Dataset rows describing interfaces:

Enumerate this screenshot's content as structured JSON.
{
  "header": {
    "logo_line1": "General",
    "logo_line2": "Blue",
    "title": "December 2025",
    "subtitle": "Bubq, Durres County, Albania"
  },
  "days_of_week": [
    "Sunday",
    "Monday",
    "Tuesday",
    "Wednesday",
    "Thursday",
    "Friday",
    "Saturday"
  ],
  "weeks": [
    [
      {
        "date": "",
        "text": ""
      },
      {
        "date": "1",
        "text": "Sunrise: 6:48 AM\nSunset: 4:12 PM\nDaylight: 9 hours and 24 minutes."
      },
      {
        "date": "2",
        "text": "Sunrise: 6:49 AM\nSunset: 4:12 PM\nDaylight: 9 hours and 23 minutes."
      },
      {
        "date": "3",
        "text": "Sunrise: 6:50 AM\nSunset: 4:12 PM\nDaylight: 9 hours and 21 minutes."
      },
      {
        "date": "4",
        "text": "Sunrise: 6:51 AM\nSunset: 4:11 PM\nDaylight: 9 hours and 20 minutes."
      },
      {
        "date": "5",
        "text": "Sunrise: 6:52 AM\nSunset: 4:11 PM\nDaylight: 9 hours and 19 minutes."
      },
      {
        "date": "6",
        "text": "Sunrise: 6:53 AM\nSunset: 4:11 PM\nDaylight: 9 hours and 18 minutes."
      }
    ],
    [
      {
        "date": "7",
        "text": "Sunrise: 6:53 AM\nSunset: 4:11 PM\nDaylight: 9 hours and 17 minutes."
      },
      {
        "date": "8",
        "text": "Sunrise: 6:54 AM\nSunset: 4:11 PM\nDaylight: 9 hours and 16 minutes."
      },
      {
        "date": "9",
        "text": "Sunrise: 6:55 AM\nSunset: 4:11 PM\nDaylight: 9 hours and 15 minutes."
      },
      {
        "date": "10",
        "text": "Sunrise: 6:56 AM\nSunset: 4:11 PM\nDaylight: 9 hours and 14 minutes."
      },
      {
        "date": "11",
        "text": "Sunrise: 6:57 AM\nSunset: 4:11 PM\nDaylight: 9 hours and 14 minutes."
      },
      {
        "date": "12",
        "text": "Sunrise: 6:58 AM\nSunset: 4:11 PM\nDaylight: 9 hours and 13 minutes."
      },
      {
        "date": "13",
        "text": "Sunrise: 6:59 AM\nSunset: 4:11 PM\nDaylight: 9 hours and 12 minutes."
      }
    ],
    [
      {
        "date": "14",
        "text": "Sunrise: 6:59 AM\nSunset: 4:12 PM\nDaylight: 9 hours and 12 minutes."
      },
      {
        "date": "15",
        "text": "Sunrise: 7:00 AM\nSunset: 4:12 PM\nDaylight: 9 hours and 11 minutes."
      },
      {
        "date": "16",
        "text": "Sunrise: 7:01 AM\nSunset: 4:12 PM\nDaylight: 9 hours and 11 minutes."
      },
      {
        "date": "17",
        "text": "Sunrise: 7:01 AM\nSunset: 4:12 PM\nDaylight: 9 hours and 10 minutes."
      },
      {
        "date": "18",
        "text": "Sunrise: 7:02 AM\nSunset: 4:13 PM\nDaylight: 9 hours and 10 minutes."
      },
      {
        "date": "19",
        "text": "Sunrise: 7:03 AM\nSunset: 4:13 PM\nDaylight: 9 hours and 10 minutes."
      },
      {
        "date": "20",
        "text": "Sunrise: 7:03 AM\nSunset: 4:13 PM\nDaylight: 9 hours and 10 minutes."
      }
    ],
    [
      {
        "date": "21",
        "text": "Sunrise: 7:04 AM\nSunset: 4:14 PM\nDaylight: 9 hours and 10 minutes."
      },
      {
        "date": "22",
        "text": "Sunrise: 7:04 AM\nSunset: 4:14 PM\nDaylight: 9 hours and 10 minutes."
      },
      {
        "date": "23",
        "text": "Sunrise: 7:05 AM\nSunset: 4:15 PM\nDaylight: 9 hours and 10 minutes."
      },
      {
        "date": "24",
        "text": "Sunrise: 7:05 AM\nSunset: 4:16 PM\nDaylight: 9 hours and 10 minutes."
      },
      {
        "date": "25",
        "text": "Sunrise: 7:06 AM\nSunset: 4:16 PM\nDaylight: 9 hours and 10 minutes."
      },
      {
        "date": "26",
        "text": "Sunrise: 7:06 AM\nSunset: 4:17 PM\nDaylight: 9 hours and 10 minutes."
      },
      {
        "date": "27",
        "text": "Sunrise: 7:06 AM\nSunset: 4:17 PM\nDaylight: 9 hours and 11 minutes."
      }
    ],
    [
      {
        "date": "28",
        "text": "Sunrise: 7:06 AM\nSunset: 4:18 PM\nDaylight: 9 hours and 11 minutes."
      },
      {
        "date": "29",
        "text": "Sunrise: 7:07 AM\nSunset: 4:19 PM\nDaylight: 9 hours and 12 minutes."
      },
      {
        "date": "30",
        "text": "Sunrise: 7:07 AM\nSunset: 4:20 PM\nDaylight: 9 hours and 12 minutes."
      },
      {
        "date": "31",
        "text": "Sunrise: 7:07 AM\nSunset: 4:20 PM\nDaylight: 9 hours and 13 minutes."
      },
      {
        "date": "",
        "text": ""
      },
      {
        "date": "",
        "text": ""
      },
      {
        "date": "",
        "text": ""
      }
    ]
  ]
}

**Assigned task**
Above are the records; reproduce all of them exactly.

**Exercise answer**
Enumerate this screenshot's content as structured JSON.
{
  "header": {
    "logo_line1": "General",
    "logo_line2": "Blue",
    "title": "December 2025",
    "subtitle": "Bubq, Durres County, Albania"
  },
  "days_of_week": [
    "Sunday",
    "Monday",
    "Tuesday",
    "Wednesday",
    "Thursday",
    "Friday",
    "Saturday"
  ],
  "weeks": [
    [
      {
        "date": "",
        "text": ""
      },
      {
        "date": "1",
        "text": "Sunrise: 6:48 AM\nSunset: 4:12 PM\nDaylight: 9 hours and 24 minutes."
      },
      {
        "date": "2",
        "text": "Sunrise: 6:49 AM\nSunset: 4:12 PM\nDaylight: 9 hours and 23 minutes."
      },
      {
        "date": "3",
        "text": "Sunrise: 6:50 AM\nSunset: 4:12 PM\nDaylight: 9 hours and 21 minutes."
      },
      {
        "date": "4",
        "text": "Sunrise: 6:51 AM\nSunset: 4:11 PM\nDaylight: 9 hours and 20 minutes."
      },
      {
        "date": "5",
        "text": "Sunrise: 6:52 AM\nSunset: 4:11 PM\nDaylight: 9 hours and 19 minutes."
      },
      {
        "date": "6",
        "text": "Sunrise: 6:53 AM\nSunset: 4:11 PM\nDaylight: 9 hours and 18 minutes."
      }
    ],
    [
      {
        "date": "7",
        "text": "Sunrise: 6:53 AM\nSunset: 4:11 PM\nDaylight: 9 hours and 17 minutes."
      },
      {
        "date": "8",
        "text": "Sunrise: 6:54 AM\nSunset: 4:11 PM\nDaylight: 9 hours and 16 minutes."
      },
      {
        "date": "9",
        "text": "Sunrise: 6:55 AM\nSunset: 4:11 PM\nDaylight: 9 hours and 15 minutes."
      },
      {
        "date": "10",
        "text": "Sunrise: 6:56 AM\nSunset: 4:11 PM\nDaylight: 9 hours and 14 minutes."
      },
      {
        "date": "11",
        "text": "Sunrise: 6:57 AM\nSunset: 4:11 PM\nDaylight: 9 hours and 14 minutes."
      },
      {
        "date": "12",
        "text": "Sunrise: 6:58 AM\nSunset: 4:11 PM\nDaylight: 9 hours and 13 minutes."
      },
      {
        "date": "13",
        "text": "Sunrise: 6:59 AM\nSunset: 4:11 PM\nDaylight: 9 hours and 12 minutes."
      }
    ],
    [
      {
        "date": "14",
        "text": "Sunrise: 6:59 AM\nSunset: 4:12 PM\nDaylight: 9 hours and 12 minutes."
      },
      {
        "date": "15",
        "text": "Sunrise: 7:00 AM\nSunset: 4:12 PM\nDaylight: 9 hours and 11 minutes."
      },
      {
        "date": "16",
        "text": "Sunrise: 7:01 AM\nSunset: 4:12 PM\nDaylight: 9 hours and 11 minutes."
      },
      {
        "date": "17",
        "text": "Sunrise: 7:01 AM\nSunset: 4:12 PM\nDaylight: 9 hours and 10 minutes."
      },
      {
        "date": "18",
        "text": "Sunrise: 7:02 AM\nSunset: 4:13 PM\nDaylight: 9 hours and 10 minutes."
      },
      {
        "date": "19",
        "text": "Sunrise: 7:03 AM\nSunset: 4:13 PM\nDaylight: 9 hours and 10 minutes."
      },
      {
        "date": "20",
        "text": "Sunrise: 7:03 AM\nSunset: 4:13 PM\nDaylight: 9 hours and 10 minutes."
      }
    ],
    [
      {
        "date": "21",
        "text": "Sunrise: 7:04 AM\nSunset: 4:14 PM\nDaylight: 9 hours and 10 minutes."
      },
      {
        "date": "22",
        "text": "Sunrise: 7:04 AM\nSunset: 4:14 PM\nDaylight: 9 hours and 10 minutes."
      },
      {
        "date": "23",
        "text": "Sunrise: 7:05 AM\nSunset: 4:15 PM\nDaylight: 9 hours and 10 minutes."
      },
      {
        "date": "24",
        "text": "Sunrise: 7:05 AM\nSunset: 4:16 PM\nDaylight: 9 hours and 10 minutes."
      },
      {
        "date": "25",
        "text": "Sunrise: 7:06 AM\nSunset: 4:16 PM\nDaylight: 9 hours and 10 minutes."
      },
      {
        "date": "26",
        "text": "Sunrise: 7:06 AM\nSunset: 4:17 PM\nDaylight: 9 hours and 10 minutes."
      },
      {
        "date": "27",
        "text": "Sunrise: 7:06 AM\nSunset: 4:17 PM\nDaylight: 9 hours and 11 minutes."
      }
    ],
    [
      {
        "date": "28",
        "text": "Sunrise: 7:06 AM\nSunset: 4:18 PM\nDaylight: 9 hours and 11 minutes."
      },
      {
        "date": "29",
        "text": "Sunrise: 7:07 AM\nSunset: 4:19 PM\nDaylight: 9 hours and 12 minutes."
      },
      {
        "date": "30",
        "text": "Sunrise: 7:07 AM\nSunset: 4:20 PM\nDaylight: 9 hours and 12 minutes."
      },
      {
        "date": "31",
        "text": "Sunrise: 7:07 AM\nSunset: 4:20 PM\nDaylight: 9 hours and 13 minutes."
      },
      {
        "date": "",
        "text": ""
      },
      {
        "date": "",
        "text": ""
      },
      {
        "date": "",
        "text": ""
      }
    ]
  ]
}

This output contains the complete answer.